This morning we visited Ben Tanh Market to finish up some souvenir shopping (that my lovely family members are sure to enjoy). I think I did a decent job bartering with the vendors, though I would not have done half as well if not for my Vietnamese friend, Olivia. Shopping in a marketplace like Ben Tanh is very different than shopping in the United States; there is an energy in the air resulting from all the noise of vendors, the smells of freshly cooked foods, and the array of different colored products lining the booths and hallways. It is nice to be able to negotiate the price of what you’re buying, it puts into perspective how often us Americans are willing to pay too much for something.

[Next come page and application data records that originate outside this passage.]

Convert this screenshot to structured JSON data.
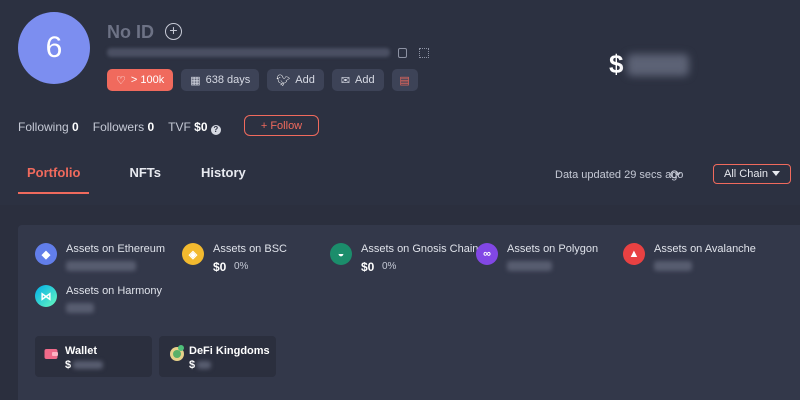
{
  "profile": {
    "avatar_text": "6",
    "name": "No ID",
    "badge_labels": [
      "> 100k",
      "638 days",
      "Add",
      "Add"
    ],
    "balance_prefix": "$"
  },
  "stats": {
    "following_label": "Following",
    "following_value": "0",
    "followers_label": "Followers",
    "followers_value": "0",
    "tvf_label": "TVF",
    "tvf_value": "$0",
    "follow_button": "+ Follow"
  },
  "tabs": [
    {
      "label": "Portfolio",
      "active": true
    },
    {
      "label": "NFTs",
      "active": false
    },
    {
      "label": "History",
      "active": false
    }
  ],
  "toolbar": {
    "updated_text": "Data updated 29 secs ago",
    "chain_filter": "All Chain"
  },
  "assets": [
    {
      "label": "Assets on Ethereum",
      "icon": "ethereum-icon",
      "color": "#627eea"
    },
    {
      "label": "Assets on BSC",
      "icon": "bsc-icon",
      "color": "#f3ba2f",
      "value": "$0",
      "pct": "0%"
    },
    {
      "label": "Assets on Gnosis Chain",
      "icon": "gnosis-icon",
      "color": "#1b8d6b",
      "value": "$0",
      "pct": "0%"
    },
    {
      "label": "Assets on Polygon",
      "icon": "polygon-icon",
      "color": "#8247e5"
    },
    {
      "label": "Assets on Avalanche",
      "icon": "avalanche-icon",
      "color": "#e84142"
    },
    {
      "label": "Assets on Harmony",
      "icon": "harmony-icon",
      "color": "#00aee9"
    }
  ],
  "protocols": [
    {
      "label": "Wallet",
      "icon": "wallet-icon",
      "value_prefix": "$"
    },
    {
      "label": "DeFi Kingdoms",
      "icon": "defi-kingdoms-icon",
      "value_prefix": "$"
    }
  ],
  "colors": {
    "accent": "#f06a5d",
    "background": "#2b2f3e",
    "panel": "#33384a",
    "avatar": "#7c8ef0"
  }
}
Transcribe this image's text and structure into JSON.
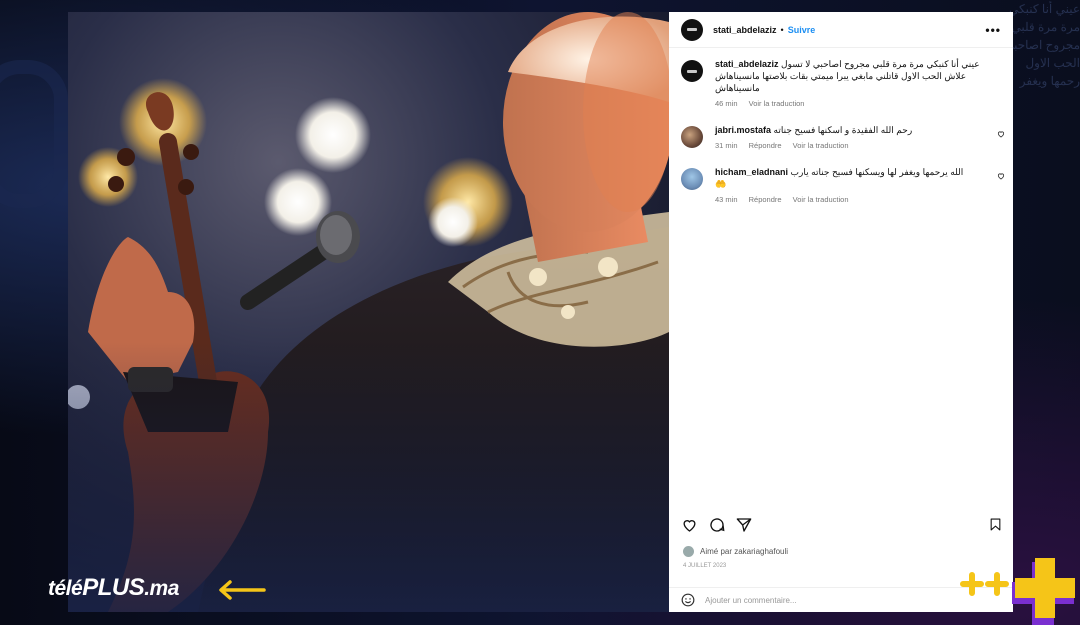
{
  "post": {
    "author": "stati_abdelaziz",
    "dot": "•",
    "follow_label": "Suivre",
    "more_label": "•••",
    "caption": {
      "user": "stati_abdelaziz",
      "text": "عيني أنا كنبكي مرة مرة قلبي مجروح اصاحبي لا تسول علاش الحب الاول قاتلني مابغي يبرا ميمتي بقات بلاصتها مانسيناهاش مانسيناهاش",
      "time": "46 min",
      "translate": "Voir la traduction"
    },
    "comments": [
      {
        "user": "jabri.mostafa",
        "text": "رحم الله الفقيدة و اسكنها فسيح جناته",
        "time": "31 min",
        "reply": "Répondre",
        "translate": "Voir la traduction"
      },
      {
        "user": "hicham_eladnani",
        "text": "الله يرحمها ويغفر لها ويسكنها فسيح جناته يارب",
        "emoji": "🤲",
        "time": "43 min",
        "reply": "Répondre",
        "translate": "Voir la traduction"
      }
    ],
    "liked_by": "Aimé par zakariaghafouli",
    "date": "4 JUILLET 2023",
    "add_comment_placeholder": "Ajouter un commentaire..."
  },
  "overlay": {
    "logo_pre": "télé",
    "logo_bold": "PLUS",
    "logo_post": ".ma"
  },
  "background": {
    "blurred_text": "عيني أنا كنبكي مرة مرة قلبي مجروح اصاحبي الحب الاول رحمها ويغفر"
  },
  "colors": {
    "accent": "#1d8ff2",
    "brand_yellow": "#f5c518",
    "brand_purple": "#7a2fd0"
  }
}
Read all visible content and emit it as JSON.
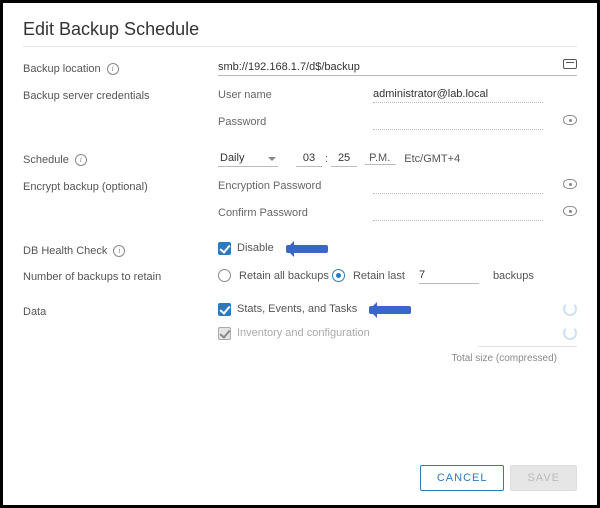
{
  "title": "Edit Backup Schedule",
  "labels": {
    "backup_location": "Backup location",
    "backup_creds": "Backup server credentials",
    "username": "User name",
    "password": "Password",
    "schedule": "Schedule",
    "encrypt": "Encrypt backup (optional)",
    "enc_pw": "Encryption Password",
    "conf_pw": "Confirm Password",
    "db_health": "DB Health Check",
    "retain": "Number of backups to retain",
    "data": "Data",
    "total": "Total size (compressed)"
  },
  "values": {
    "location": "smb://192.168.1.7/d$/backup",
    "username": "administrator@lab.local",
    "freq": "Daily",
    "hour": "03",
    "minute": "25",
    "ampm": "P.M.",
    "tz": "Etc/GMT+4",
    "retain_last": "7"
  },
  "options": {
    "disable": "Disable",
    "retain_all": "Retain all backups",
    "retain_last_pre": "Retain last",
    "retain_last_post": "backups",
    "stats": "Stats, Events, and Tasks",
    "inventory": "Inventory and configuration"
  },
  "buttons": {
    "cancel": "CANCEL",
    "save": "SAVE"
  }
}
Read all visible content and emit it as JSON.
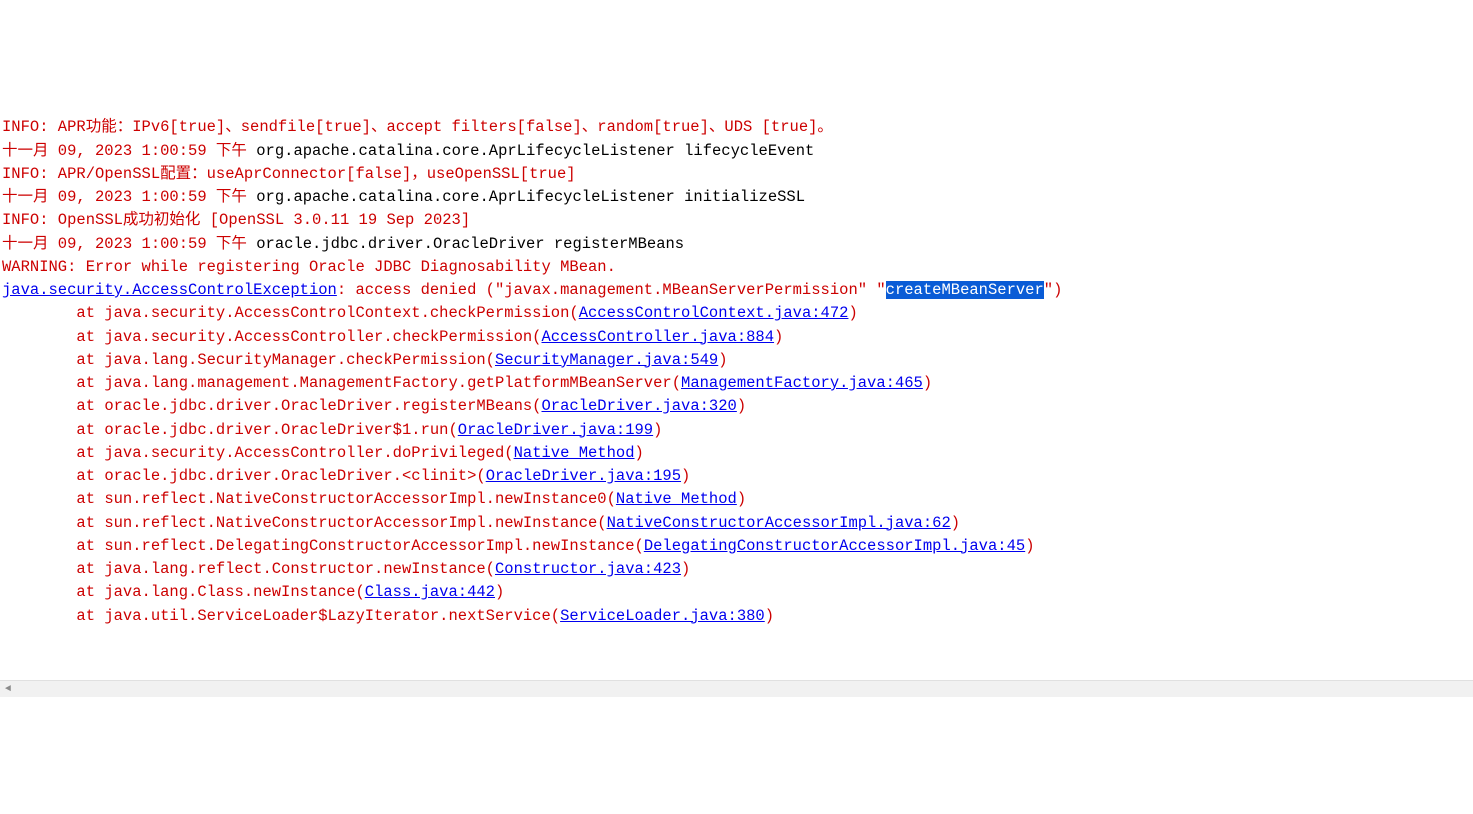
{
  "lines": [
    {
      "segments": [
        {
          "cls": "red",
          "text": "INFO: APR功能：IPv6[true]、sendfile[true]、accept filters[false]、random[true]、UDS [true]。"
        }
      ]
    },
    {
      "segments": [
        {
          "cls": "red",
          "text": "十一月 09, 2023 1:00:59 下午 "
        },
        {
          "cls": "black",
          "text": "org.apache.catalina.core.AprLifecycleListener lifecycleEvent"
        }
      ]
    },
    {
      "segments": [
        {
          "cls": "red",
          "text": "INFO: APR/OpenSSL配置：useAprConnector[false]，useOpenSSL[true]"
        }
      ]
    },
    {
      "segments": [
        {
          "cls": "red",
          "text": "十一月 09, 2023 1:00:59 下午 "
        },
        {
          "cls": "black",
          "text": "org.apache.catalina.core.AprLifecycleListener initializeSSL"
        }
      ]
    },
    {
      "segments": [
        {
          "cls": "red",
          "text": "INFO: OpenSSL成功初始化 [OpenSSL 3.0.11 19 Sep 2023]"
        }
      ]
    },
    {
      "segments": [
        {
          "cls": "red",
          "text": "十一月 09, 2023 1:00:59 下午 "
        },
        {
          "cls": "black",
          "text": "oracle.jdbc.driver.OracleDriver registerMBeans"
        }
      ]
    },
    {
      "segments": [
        {
          "cls": "red",
          "text": "WARNING: Error while registering Oracle JDBC Diagnosability MBean."
        }
      ]
    },
    {
      "segments": [
        {
          "cls": "link",
          "text": "java.security.AccessControlException"
        },
        {
          "cls": "red",
          "text": ": access denied (\"javax.management.MBeanServerPermission\" \""
        },
        {
          "cls": "highlight",
          "text": "createMBeanServer"
        },
        {
          "cls": "red",
          "text": "\")"
        }
      ]
    },
    {
      "segments": [
        {
          "cls": "red",
          "text": "        at java.security.AccessControlContext.checkPermission("
        },
        {
          "cls": "link",
          "text": "AccessControlContext.java:472"
        },
        {
          "cls": "red",
          "text": ")"
        }
      ]
    },
    {
      "segments": [
        {
          "cls": "red",
          "text": "        at java.security.AccessController.checkPermission("
        },
        {
          "cls": "link",
          "text": "AccessController.java:884"
        },
        {
          "cls": "red",
          "text": ")"
        }
      ]
    },
    {
      "segments": [
        {
          "cls": "red",
          "text": "        at java.lang.SecurityManager.checkPermission("
        },
        {
          "cls": "link",
          "text": "SecurityManager.java:549"
        },
        {
          "cls": "red",
          "text": ")"
        }
      ]
    },
    {
      "segments": [
        {
          "cls": "red",
          "text": "        at java.lang.management.ManagementFactory.getPlatformMBeanServer("
        },
        {
          "cls": "link",
          "text": "ManagementFactory.java:465"
        },
        {
          "cls": "red",
          "text": ")"
        }
      ]
    },
    {
      "segments": [
        {
          "cls": "red",
          "text": "        at oracle.jdbc.driver.OracleDriver.registerMBeans("
        },
        {
          "cls": "link",
          "text": "OracleDriver.java:320"
        },
        {
          "cls": "red",
          "text": ")"
        }
      ]
    },
    {
      "segments": [
        {
          "cls": "red",
          "text": "        at oracle.jdbc.driver.OracleDriver$1.run("
        },
        {
          "cls": "link",
          "text": "OracleDriver.java:199"
        },
        {
          "cls": "red",
          "text": ")"
        }
      ]
    },
    {
      "segments": [
        {
          "cls": "red",
          "text": "        at java.security.AccessController.doPrivileged("
        },
        {
          "cls": "link",
          "text": "Native Method"
        },
        {
          "cls": "red",
          "text": ")"
        }
      ]
    },
    {
      "segments": [
        {
          "cls": "red",
          "text": "        at oracle.jdbc.driver.OracleDriver.<clinit>("
        },
        {
          "cls": "link",
          "text": "OracleDriver.java:195"
        },
        {
          "cls": "red",
          "text": ")"
        }
      ]
    },
    {
      "segments": [
        {
          "cls": "red",
          "text": "        at sun.reflect.NativeConstructorAccessorImpl.newInstance0("
        },
        {
          "cls": "link",
          "text": "Native Method"
        },
        {
          "cls": "red",
          "text": ")"
        }
      ]
    },
    {
      "segments": [
        {
          "cls": "red",
          "text": "        at sun.reflect.NativeConstructorAccessorImpl.newInstance("
        },
        {
          "cls": "link",
          "text": "NativeConstructorAccessorImpl.java:62"
        },
        {
          "cls": "red",
          "text": ")"
        }
      ]
    },
    {
      "segments": [
        {
          "cls": "red",
          "text": "        at sun.reflect.DelegatingConstructorAccessorImpl.newInstance("
        },
        {
          "cls": "link",
          "text": "DelegatingConstructorAccessorImpl.java:45"
        },
        {
          "cls": "red",
          "text": ")"
        }
      ]
    },
    {
      "segments": [
        {
          "cls": "red",
          "text": "        at java.lang.reflect.Constructor.newInstance("
        },
        {
          "cls": "link",
          "text": "Constructor.java:423"
        },
        {
          "cls": "red",
          "text": ")"
        }
      ]
    },
    {
      "segments": [
        {
          "cls": "red",
          "text": "        at java.lang.Class.newInstance("
        },
        {
          "cls": "link",
          "text": "Class.java:442"
        },
        {
          "cls": "red",
          "text": ")"
        }
      ]
    },
    {
      "segments": [
        {
          "cls": "red",
          "text": "        at java.util.ServiceLoader$LazyIterator.nextService("
        },
        {
          "cls": "link",
          "text": "ServiceLoader.java:380"
        },
        {
          "cls": "red",
          "text": ")"
        }
      ]
    }
  ],
  "scroll_arrow": "◄"
}
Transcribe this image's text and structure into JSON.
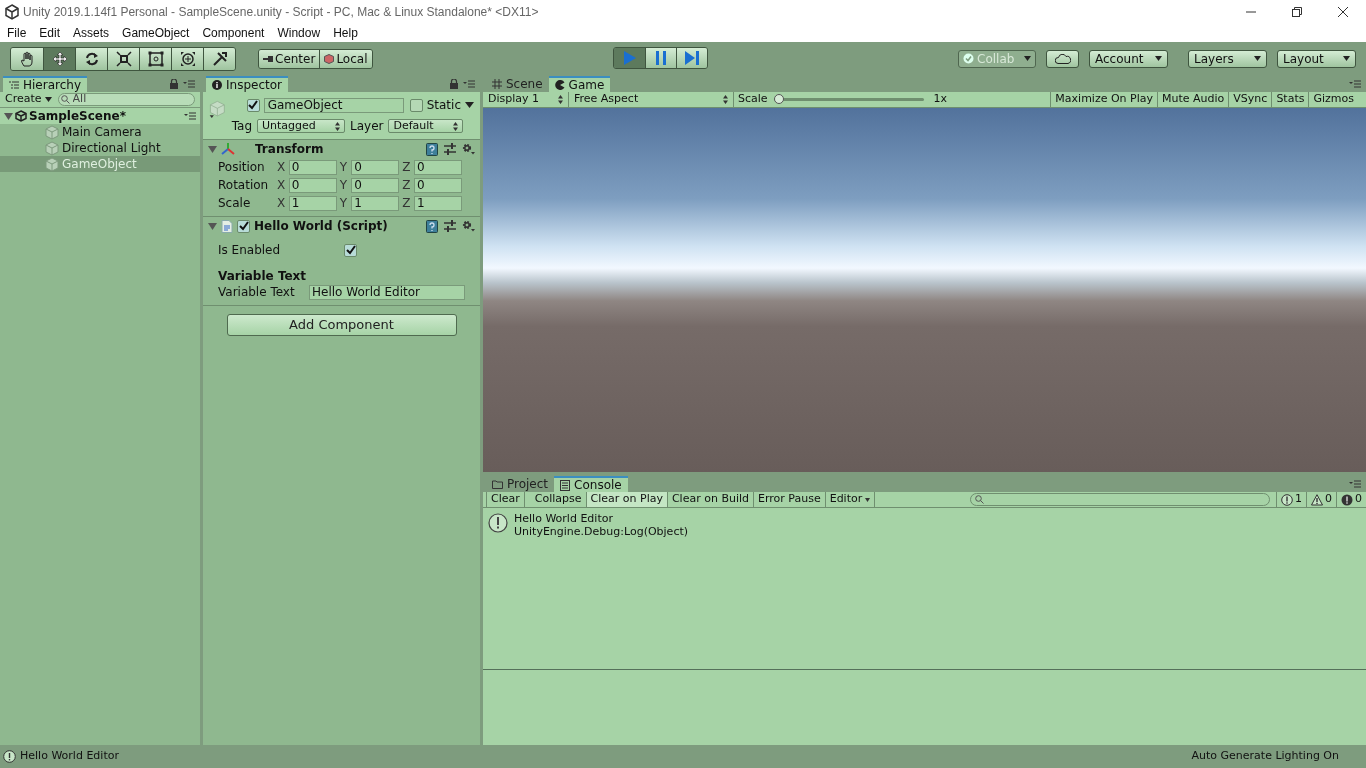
{
  "window": {
    "title": "Unity 2019.1.14f1 Personal - SampleScene.unity - Script - PC, Mac & Linux Standalone* <DX11>"
  },
  "menu": [
    "File",
    "Edit",
    "Assets",
    "GameObject",
    "Component",
    "Window",
    "Help"
  ],
  "toolbar": {
    "tools": [
      {
        "kind": "hand",
        "selected": false
      },
      {
        "kind": "move",
        "selected": true
      },
      {
        "kind": "rotate",
        "selected": false
      },
      {
        "kind": "scale",
        "selected": false
      },
      {
        "kind": "rect",
        "selected": false
      },
      {
        "kind": "transform",
        "selected": false
      },
      {
        "kind": "custom",
        "selected": false
      }
    ],
    "pivot": [
      "Center",
      "Local"
    ],
    "play": [
      {
        "kind": "play",
        "selected": true
      },
      {
        "kind": "pause",
        "selected": false
      },
      {
        "kind": "step",
        "selected": false
      }
    ],
    "collab": "Collab",
    "account": "Account",
    "layers": "Layers",
    "layout": "Layout"
  },
  "hierarchy": {
    "tab": "Hierarchy",
    "create": "Create",
    "search_placeholder": "All",
    "scene": {
      "name": "SampleScene*",
      "expanded": true,
      "children": [
        {
          "label": "Main Camera",
          "selected": false
        },
        {
          "label": "Directional Light",
          "selected": false
        },
        {
          "label": "GameObject",
          "selected": true
        }
      ]
    }
  },
  "inspector": {
    "tab": "Inspector",
    "object": {
      "active": true,
      "name": "GameObject",
      "static_label": "Static",
      "static": false,
      "tag_label": "Tag",
      "tag": "Untagged",
      "layer_label": "Layer",
      "layer": "Default"
    },
    "components": [
      {
        "kind": "transform",
        "title": "Transform",
        "expanded": true,
        "rows": [
          {
            "label": "Position",
            "values": [
              {
                "axis": "X",
                "value": "0"
              },
              {
                "axis": "Y",
                "value": "0"
              },
              {
                "axis": "Z",
                "value": "0"
              }
            ]
          },
          {
            "label": "Rotation",
            "values": [
              {
                "axis": "X",
                "value": "0"
              },
              {
                "axis": "Y",
                "value": "0"
              },
              {
                "axis": "Z",
                "value": "0"
              }
            ]
          },
          {
            "label": "Scale",
            "values": [
              {
                "axis": "X",
                "value": "1"
              },
              {
                "axis": "Y",
                "value": "1"
              },
              {
                "axis": "Z",
                "value": "1"
              }
            ]
          }
        ]
      },
      {
        "kind": "script",
        "title": "Hello World (Script)",
        "expanded": true,
        "enabled": true,
        "fields": [
          {
            "kind": "toggle",
            "label": "Is Enabled",
            "checked": true
          },
          {
            "kind": "header",
            "label": "Variable Text"
          },
          {
            "kind": "text",
            "label": "Variable Text",
            "value": "Hello World Editor"
          }
        ]
      }
    ],
    "add_component": "Add Component"
  },
  "game": {
    "tabs": [
      {
        "label": "Scene",
        "selected": false
      },
      {
        "label": "Game",
        "selected": true
      }
    ],
    "display": "Display 1",
    "aspect": "Free Aspect",
    "scale_label": "Scale",
    "scale": {
      "level": 0
    },
    "scale_value": "1x",
    "buttons": [
      "Maximize On Play",
      "Mute Audio",
      "VSync",
      "Stats",
      "Gizmos"
    ]
  },
  "console": {
    "tabs": [
      {
        "label": "Project",
        "selected": false
      },
      {
        "label": "Console",
        "selected": true
      }
    ],
    "buttons": [
      {
        "label": "Clear",
        "on": false
      },
      {
        "label": "Collapse",
        "on": false
      },
      {
        "label": "Clear on Play",
        "on": true
      },
      {
        "label": "Clear on Build",
        "on": false
      },
      {
        "label": "Error Pause",
        "on": false
      },
      {
        "label": "Editor",
        "on": false
      }
    ],
    "counts": [
      {
        "kind": "info",
        "count": "1"
      },
      {
        "kind": "warning",
        "count": "0"
      },
      {
        "kind": "error",
        "count": "0"
      }
    ],
    "entries": [
      {
        "kind": "info",
        "lines": [
          "Hello World Editor",
          "UnityEngine.Debug:Log(Object)"
        ]
      }
    ]
  },
  "status_bar": {
    "message": "Hello World Editor",
    "right": "Auto Generate Lighting On"
  }
}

In the afternoon, we spent an hour at UEF learning about Buddhist traditions and customs, and afterward visited a pagoda here in Ho Chi Minh City. The pagoda was absolutely breathtaking; it was miraculously quiet and tranquil amidst the bustle of the city outside. We participated in a traditional prayer offering within the temple, placing incense at the base of three separate Buddha statues. The Buddhist religion may not make up a majority of the Vietnamese’s beliefs, but its values definitely align with those that are culturally ingrained within the country. Vietnam’s communist government does not interfere with the practice of religion, as citizens are free to practice and express any religion that they desire to.
Finally, we visited the War Remnants Museum just a few blocks from the Victory Hotel. There they display the tragic toll taken on the civilian people of Vietnam as a result of the war with the United States, including exhibits on Agent Orange victims and “tiger cage” prisons.
I have never been ashamed to be an American. Some of the rhetoric in the museum’s displays accuse my country as being evil, and though it is commonly understood that this sentiment is mostly propaganda, there’s still something about seeing those words there that can’t help but make my blood boil. It is frustrating to see some of the unforgivable atrocities committed by members of the U.S. military juxtaposed next to the Declaration of Independence, while there is no mention of many of the same crimes committed by the Viet Cong.
By the end of the experience, I had reminded myself that the important thing to take away from those exhibits isn’t the seemingly gloating and condescending nature of the way their history is written, but to respect and be mournful toward to very sobering truth of what went on here half a century ago. The despicable acts of torture, the loss of life, and the inane forgetfulness of two nations that they are both inhabitants of the same Earth. I reminded myself that those men fought for a cause they believed to be as just as we thought ours, and that their patriotism, bravery, and sacrifice warrants my respect despite the outcome of the war. It is not easy to remind myself of these facts, but my experiences here the last two days have helped me make it just a little easier.